Woman, Life, Freedom: An Archive of Defiance is a collection of art works created during the Iranian uprising sparked by the murder Mahsa Amini in police custody in September last year.
This archive has been curated by two scholars of Iranian descent in Canada and presents works in various fields of art, including dance, animation, graffiti, painting, photography and music, which were created around the world by Iranians and non-Iranians who empathized with Iranian women.
Shahrzad Mojab, a professor with the University of Toronto, and writer and researcher Afsaneh Hojabri started collecting and documenting hundreds of art works from the very early weeks of nationwide protests.
Shortly after the outbreak of the demonstrations, many artworks were created in support of the “Woman, Life, Freedom” movement. Hundreds of artworks by young and unknown artists in Iran, many of whom did not reveal their names over fear of reprisal, were heard and seen around the world.
"An artistic ‘Explosion’ and Uprising that Expressed Rage, Defiance, Protest"
The website of An Archive of Defiance says it gathers "selected visual materials representing ‘Woman, Life, Freedom’" and intends to "create an aesthetically inspired resource for transnational feminist revolutionary pedagogy.”
“This archive is named after the defiance and the uprising of Iranian women that started with the state murder of Mahsa.
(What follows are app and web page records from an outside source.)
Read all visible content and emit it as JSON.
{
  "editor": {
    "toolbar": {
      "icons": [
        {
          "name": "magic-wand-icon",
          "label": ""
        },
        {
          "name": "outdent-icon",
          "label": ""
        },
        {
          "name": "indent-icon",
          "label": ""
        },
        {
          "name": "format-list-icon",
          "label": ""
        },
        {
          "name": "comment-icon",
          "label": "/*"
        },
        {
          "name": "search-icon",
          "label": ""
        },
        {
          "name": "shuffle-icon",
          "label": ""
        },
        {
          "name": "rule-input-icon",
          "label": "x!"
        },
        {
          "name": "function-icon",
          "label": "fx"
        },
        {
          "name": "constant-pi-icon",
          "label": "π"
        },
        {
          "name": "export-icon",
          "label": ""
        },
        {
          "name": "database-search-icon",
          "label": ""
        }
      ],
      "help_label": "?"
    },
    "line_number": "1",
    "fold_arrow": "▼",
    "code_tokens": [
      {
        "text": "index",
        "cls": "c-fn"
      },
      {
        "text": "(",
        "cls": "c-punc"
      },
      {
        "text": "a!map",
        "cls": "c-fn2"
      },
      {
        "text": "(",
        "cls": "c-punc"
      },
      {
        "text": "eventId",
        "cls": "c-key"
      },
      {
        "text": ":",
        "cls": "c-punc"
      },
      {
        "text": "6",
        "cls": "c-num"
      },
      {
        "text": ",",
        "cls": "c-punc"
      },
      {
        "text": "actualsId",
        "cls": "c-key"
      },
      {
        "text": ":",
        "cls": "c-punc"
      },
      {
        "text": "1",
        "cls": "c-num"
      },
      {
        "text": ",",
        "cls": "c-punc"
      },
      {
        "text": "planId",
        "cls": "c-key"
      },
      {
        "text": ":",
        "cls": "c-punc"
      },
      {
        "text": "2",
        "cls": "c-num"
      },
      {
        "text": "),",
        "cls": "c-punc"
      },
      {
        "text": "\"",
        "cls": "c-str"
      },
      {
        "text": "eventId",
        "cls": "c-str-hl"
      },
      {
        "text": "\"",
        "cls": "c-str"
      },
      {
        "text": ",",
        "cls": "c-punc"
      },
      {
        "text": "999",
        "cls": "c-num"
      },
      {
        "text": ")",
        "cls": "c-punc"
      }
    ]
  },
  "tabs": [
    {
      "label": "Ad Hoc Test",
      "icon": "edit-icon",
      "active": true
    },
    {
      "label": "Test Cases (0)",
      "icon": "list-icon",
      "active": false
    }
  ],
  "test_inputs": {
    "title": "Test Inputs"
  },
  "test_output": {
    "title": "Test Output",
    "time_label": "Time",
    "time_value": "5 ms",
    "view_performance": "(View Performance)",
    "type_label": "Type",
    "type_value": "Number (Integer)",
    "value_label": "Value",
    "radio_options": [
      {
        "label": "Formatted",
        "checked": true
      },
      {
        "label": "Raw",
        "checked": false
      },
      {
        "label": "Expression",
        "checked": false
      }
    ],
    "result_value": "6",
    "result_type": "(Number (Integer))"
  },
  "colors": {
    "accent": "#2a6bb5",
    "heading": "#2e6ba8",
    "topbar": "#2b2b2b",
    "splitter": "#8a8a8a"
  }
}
Following that, we witnessed an artistic ‘explosion’ and an uprising that expressed rage, defiance, protest, demands for justice and freedom and everything that was expressed in the slogan ‘Woman, Life, Freedom’,” Mojab tells IranWire. She is a professor at the Women and Gender Studies Institute and the Ontario Institute for Studies in Education at the University of Toronto.
“It dawned on me how important it is for students, academics, activists and artist who want to learn about this uprising to also pay attention to its artistic aspects,” Mojab adds. “This archive, a collection of works created in the first 100 days of the uprising in seven artistic fields such as music, dance, graffiti, writing slogans, installations and visual arts including photography, painting and illustrations, expresses the demands of this movement.”
An Archive for History
An Archive of Defiance is the result of six months of navigation and search through popular media platforms such as Twitter, TikTok, WhatsApp, Instagram, Telegram, and YouTube. On each platform, researchers identified several active accounts and followed them on a daily basis. They also extensively used hashtags in English, Persian and Kurdish. Each entry in the archive is identified by group, subgroup, publication date, place and, when available, the work’s and the artist’s names.
The song “Baraye…” (“For…”) by Shervin Hajipour "is one of the hundreds of music pieces in the archive," says Shahrzad Mojab. “There are also many good critiques of this song that we have added as a supplement to show how important it is to intellectually and dynamically engage with these artworks.”
“This archive was only possible by taking great care and with our enthusiasm for this movement. We did not want to just provide links. We wanted to have the originals of the artworks so that history would remember them. This is a very important concept in building an archive. Preserving the collective history and the collective memory is important.”
"Iranian Women's Rage Has Become Transnational"
Some of the artworks in the archive have been seen millions of times by Iranians and non-Iranians and shared extensively. They have attracted a lot of attention in the academia as well.
Mojab points out that the responses have been positive and “it is very important and interesting to see response to these works.”
Which of the works in this archive does she believe is closest to the spirit of anti-government protests in Iran? “There is a series of animations in the archive that say a lot even though they are very short. In the video section, Khodanour’s dance and works about this crime by the government that murdered an honorable and oppressed person like Khodanour impressed me a lot. I have used it a lot and will do so again."
Khodanour Lajai was an Baluch protester who loved dancing and who was killed around the “Bloody Friday” massacre in the south-eastern city of Zahedan in September. While he was detained and tied to a pole, members of the Revolutionary Guards placed a bottle of water in front of him but he could not reach it. A picture of this scene became one of the symbols of the nationwide protests and captured the world’s attention.
“This archive has also recorded international responses to the uprising in Iran in various artistic forms, including public performances, dances, music, sculptures and installations in various streets around the world,” Mojab says. “This shows that, without a doubt, this uprising has had a global impact. It is an uprising that originated in the rage and defiance of women. This rage and defiance has become transnational and has shaken the foundations a patriarchal and theocratic system that has taken over women’s bodies and women’s freedom.”
According to Mojab, this archive has so far included only works that need no translation or description of cultural concepts, but the plan is to expand the entries: “Up to now, we have had very exact criteria for choosing and introducing artworks. We tried to choose works that do not need translations and descriptions of cultural concepts but, little by little, we are working on works that need translation.”
An Archive of Defiance is open to everyone and whoever wants to use it can do so. If an artist has created a work that he wants to be included in this archive or if an artist finds one of his works in the archive and wants to add information about it, he can contact Mojab by email.